In a wonderful bit of news for far-gone vinyl collectors looking to up the stakes on unnecessary depths of obscurantism, the Ship to Shore Phonograph Company is releasing a version of “Nobody Else Can Love Me (Like My Old Tomato Can)” cut by musician/antiquarian/delightful freakshow Tiny Tim - on the utterly obsolete Edison Cylinder format. Per Hyperallergic‘s Allison Meier:
Only 50 of the cylinders were recorded by Benjamin Canady (aka “The Victrola Guy“) who has been working with ongoing experiments of recording on old Edison cylinder phonographs. As the Vinyl Factory points out in their coverage of this momentous music resurrection, the cylinder record hasn’t totally vanished — Beck also used this tech recently as inspiration for his tracks cut into a beer bottle this year — but there’s been no wide release for the round records since the early 20th century. And if you decide to buy one of the Tiny Tim recordings for $60, it’s quite likely you’ll have no way to play it, although they each do come with a digital recording of the song blaring from some antique phonograph horns. This isn’t the analogue age, after all.
If the only bells the name “Tiny Tim” ring for you are Dickensian, he was an out-of-left-field media star in the late ‘60s. Even in a decade as indulgent of oddities as that one was, Tim’s (nee Herbert Khaury) weirdness stuck out farther than most. He was a musician of an old-timey archivalist bent, and he might have made a fine fit for the early ‘60s folk revival if that movement hadn’t been so grimly earnest. His stage presentation was disarmingly odd - coming off as a pudgy, sartorially randomized, lysergically Jewy hybrid of Carl Sagan and Danny Devito’s Penguin, he sang hits and obscurities from the turn of the 20th Century to the Depression era in an improbable falsetto.

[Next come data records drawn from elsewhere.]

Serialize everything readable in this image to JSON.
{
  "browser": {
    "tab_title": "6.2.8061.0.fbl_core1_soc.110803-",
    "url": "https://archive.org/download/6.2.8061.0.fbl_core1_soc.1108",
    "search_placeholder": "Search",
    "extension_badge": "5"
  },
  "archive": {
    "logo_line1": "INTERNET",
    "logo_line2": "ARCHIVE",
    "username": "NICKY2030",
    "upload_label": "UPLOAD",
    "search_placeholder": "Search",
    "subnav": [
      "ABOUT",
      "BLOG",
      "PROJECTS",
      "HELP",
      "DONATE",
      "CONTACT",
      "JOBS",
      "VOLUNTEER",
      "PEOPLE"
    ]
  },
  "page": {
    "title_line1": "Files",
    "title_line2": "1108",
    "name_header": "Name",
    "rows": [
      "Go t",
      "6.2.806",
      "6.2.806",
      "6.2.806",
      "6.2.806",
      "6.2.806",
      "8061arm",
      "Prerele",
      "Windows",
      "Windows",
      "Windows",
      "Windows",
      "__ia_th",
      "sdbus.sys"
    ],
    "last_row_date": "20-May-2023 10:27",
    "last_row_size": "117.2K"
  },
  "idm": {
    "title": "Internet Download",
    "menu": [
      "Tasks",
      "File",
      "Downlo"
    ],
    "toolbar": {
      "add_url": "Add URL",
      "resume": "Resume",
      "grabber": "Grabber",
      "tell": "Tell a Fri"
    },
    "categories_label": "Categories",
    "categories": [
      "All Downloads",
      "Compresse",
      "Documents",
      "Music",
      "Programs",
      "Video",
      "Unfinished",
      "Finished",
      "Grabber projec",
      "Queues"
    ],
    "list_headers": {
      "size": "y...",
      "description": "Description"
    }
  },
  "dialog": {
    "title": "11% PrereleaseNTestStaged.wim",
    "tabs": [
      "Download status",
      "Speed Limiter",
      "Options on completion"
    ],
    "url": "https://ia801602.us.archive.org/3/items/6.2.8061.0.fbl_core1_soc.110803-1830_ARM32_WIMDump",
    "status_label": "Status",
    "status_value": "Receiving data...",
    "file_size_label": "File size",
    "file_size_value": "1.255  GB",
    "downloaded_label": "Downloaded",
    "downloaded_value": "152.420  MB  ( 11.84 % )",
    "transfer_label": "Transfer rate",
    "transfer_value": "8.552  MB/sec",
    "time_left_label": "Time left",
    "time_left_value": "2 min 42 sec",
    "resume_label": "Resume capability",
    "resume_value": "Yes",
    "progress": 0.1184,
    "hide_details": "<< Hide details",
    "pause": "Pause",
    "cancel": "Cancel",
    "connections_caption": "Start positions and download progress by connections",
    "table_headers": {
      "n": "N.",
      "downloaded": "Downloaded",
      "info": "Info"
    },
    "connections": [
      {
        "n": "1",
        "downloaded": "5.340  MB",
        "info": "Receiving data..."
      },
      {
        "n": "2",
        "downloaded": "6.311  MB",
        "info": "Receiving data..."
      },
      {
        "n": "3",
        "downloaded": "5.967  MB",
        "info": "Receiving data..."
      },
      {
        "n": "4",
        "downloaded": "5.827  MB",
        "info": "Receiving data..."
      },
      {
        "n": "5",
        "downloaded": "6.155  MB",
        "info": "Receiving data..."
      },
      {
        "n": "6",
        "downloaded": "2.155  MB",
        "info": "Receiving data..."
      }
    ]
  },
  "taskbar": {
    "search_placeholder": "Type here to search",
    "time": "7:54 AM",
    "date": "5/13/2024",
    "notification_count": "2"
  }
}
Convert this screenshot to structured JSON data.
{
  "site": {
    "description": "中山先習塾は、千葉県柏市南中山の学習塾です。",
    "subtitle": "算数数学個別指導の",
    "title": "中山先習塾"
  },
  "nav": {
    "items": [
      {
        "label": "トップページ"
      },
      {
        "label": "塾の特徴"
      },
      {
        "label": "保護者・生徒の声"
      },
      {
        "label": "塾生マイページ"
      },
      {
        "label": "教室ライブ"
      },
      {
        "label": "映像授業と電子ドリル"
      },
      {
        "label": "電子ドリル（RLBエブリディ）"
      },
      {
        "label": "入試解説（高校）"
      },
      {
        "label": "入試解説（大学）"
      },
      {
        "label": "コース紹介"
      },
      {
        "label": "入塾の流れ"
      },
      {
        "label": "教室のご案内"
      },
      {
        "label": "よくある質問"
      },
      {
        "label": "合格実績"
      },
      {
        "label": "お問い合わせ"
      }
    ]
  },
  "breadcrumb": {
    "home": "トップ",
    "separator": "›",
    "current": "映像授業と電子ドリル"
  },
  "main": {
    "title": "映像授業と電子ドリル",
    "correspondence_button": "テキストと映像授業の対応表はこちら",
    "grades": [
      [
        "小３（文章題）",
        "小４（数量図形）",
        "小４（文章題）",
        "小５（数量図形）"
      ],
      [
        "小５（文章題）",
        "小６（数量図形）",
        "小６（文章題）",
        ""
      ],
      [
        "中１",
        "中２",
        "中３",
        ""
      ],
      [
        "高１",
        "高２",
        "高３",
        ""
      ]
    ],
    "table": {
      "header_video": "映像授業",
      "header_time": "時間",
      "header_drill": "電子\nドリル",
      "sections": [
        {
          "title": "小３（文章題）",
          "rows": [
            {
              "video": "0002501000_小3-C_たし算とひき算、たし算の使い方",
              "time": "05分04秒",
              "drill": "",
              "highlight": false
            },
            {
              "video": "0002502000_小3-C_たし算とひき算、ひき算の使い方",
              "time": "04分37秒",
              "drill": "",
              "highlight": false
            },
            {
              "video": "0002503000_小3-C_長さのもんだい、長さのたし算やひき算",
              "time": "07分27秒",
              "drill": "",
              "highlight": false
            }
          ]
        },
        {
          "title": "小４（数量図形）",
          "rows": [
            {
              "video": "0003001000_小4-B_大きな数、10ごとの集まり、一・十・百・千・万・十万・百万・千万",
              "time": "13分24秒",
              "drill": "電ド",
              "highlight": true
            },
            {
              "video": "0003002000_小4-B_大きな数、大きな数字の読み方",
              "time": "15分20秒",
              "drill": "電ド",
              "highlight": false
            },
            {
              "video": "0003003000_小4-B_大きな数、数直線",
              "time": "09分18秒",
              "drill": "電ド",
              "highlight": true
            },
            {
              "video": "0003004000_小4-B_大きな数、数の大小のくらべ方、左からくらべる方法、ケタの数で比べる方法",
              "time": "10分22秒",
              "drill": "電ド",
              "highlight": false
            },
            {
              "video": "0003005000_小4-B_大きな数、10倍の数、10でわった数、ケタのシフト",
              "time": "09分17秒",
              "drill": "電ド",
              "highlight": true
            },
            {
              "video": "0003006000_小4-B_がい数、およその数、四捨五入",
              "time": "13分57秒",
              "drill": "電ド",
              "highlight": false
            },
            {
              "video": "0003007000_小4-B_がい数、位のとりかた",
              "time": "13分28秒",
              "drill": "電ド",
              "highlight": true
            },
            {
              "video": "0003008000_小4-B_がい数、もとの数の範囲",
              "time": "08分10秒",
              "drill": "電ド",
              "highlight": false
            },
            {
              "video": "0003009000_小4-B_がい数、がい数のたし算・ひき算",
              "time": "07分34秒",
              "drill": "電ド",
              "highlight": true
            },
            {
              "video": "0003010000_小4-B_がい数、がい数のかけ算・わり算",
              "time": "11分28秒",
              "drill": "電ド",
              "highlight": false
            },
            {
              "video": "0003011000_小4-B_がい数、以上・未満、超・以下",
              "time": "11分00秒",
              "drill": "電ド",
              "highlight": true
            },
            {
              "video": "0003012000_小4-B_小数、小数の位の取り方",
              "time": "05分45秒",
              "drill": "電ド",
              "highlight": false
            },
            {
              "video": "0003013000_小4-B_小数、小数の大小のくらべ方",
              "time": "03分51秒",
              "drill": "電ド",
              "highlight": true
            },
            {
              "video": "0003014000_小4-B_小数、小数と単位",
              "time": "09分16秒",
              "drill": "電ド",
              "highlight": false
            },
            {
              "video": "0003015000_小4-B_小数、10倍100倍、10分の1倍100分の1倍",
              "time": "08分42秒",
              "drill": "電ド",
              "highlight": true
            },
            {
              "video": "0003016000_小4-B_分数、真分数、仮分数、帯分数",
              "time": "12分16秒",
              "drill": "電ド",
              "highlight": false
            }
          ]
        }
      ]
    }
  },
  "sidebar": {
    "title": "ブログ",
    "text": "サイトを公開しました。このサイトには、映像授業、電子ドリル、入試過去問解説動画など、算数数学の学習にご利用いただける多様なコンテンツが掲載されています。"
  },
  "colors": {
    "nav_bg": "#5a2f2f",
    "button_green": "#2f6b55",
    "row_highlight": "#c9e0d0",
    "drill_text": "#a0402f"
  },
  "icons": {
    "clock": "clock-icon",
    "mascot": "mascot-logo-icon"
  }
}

He rose to fame and had a massive hit single with “Tiptoe Through The Tulips” thanks to appearances on TV comedy/variety shows that appreciated his eccentricity, most notably Laugh-In and The Tonight Show. It was the latter program on which, at the height of his fame, Tim notoriously got married in front of an audience of over 20 million. As he was utterly genuine in his love of the music he performed, his act fell out of step in changing times, which inevitably led to his waning popularity. Though he did eventually add some modern material to his repertoire, doing so only served to underscore his diminished stature from a popular conservator to a fringe dwelling novelty act. He died in 1996 of a heart attack suffered onstage in Minneapolis.
Here’s the seldom-seen A Special Tiny Tim from 1970: